About 50 Victorian speed and red-light cameras have reportedly been hit by a ransomware attack, but police say the cameras have not been compromised.
Radio station 3AW reported the WannaCry virus has hit the private camera operator RedFlex, which operates most cameras in the state.
A virus has been detected, but police say speed cameras haven’t been compromised. Photo: Adam McLean
Redflex declined to comment, while a spokeswoman for the Road Safety Camera Commissioner said they had not received official notification of an attack.
Victoria Police said a virus had been detected and authorities were in discussions with RedFlex.
“Our advice at this stage is that a software virus has been detected however the camera system has not been compromised,” police said in a statement.
“We will look into all incidents detected by the speed and red light cameras during the time in question as a matter of course. The integrity of the camera system has not been affected.

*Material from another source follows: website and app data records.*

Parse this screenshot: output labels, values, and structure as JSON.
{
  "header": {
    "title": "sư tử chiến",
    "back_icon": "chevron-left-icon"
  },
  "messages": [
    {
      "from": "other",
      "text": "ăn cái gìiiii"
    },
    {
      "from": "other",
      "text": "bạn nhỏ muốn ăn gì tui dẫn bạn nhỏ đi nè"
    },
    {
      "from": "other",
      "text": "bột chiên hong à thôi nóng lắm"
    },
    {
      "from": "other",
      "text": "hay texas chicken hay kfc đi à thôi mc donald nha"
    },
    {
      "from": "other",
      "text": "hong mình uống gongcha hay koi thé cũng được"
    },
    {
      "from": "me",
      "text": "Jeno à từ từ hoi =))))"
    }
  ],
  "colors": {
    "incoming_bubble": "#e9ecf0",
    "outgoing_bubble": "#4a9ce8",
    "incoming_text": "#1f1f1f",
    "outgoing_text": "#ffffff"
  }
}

It comes after the “WannaCry” ransomware attack in May – believed to be the world’s biggest online extortion attempt – struck more than 100,000 organisations in 150 countries, including British hospitals, German rail operators and Chinese universities.
A number have incidents have since been confirmed in Australia.

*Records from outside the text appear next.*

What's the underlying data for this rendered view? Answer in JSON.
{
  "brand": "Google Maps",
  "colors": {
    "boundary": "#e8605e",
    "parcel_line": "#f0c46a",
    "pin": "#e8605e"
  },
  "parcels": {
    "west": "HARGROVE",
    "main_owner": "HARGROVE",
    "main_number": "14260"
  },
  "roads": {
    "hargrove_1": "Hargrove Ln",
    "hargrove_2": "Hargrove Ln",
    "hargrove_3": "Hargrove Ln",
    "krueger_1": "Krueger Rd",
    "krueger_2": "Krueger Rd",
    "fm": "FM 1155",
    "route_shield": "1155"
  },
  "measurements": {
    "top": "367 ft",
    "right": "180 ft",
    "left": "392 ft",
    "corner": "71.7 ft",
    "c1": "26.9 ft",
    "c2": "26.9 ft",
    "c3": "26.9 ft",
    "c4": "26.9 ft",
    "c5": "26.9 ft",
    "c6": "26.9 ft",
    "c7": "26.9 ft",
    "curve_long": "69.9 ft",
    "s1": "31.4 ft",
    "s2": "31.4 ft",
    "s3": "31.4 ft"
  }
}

Britain’s National Health Service had to turn away patients after WannaCry locked up hospital computers, forcing the closure of wards and emergency rooms.
WannaCry is believed to have emerged from North Korea.
Typically ransomware spreads by people unwittingly opening emails, clicking on unsafe links or opening attached documents infected with a malware.
But the WannaCry developers have taken advantage of an old Windows exploit (a hole in the code) that meant they could remotely access computers and install their encryptor allowing the virus to attack networks across the world.
The Department of Justice and Regulation has been contacted for comment.
More to come.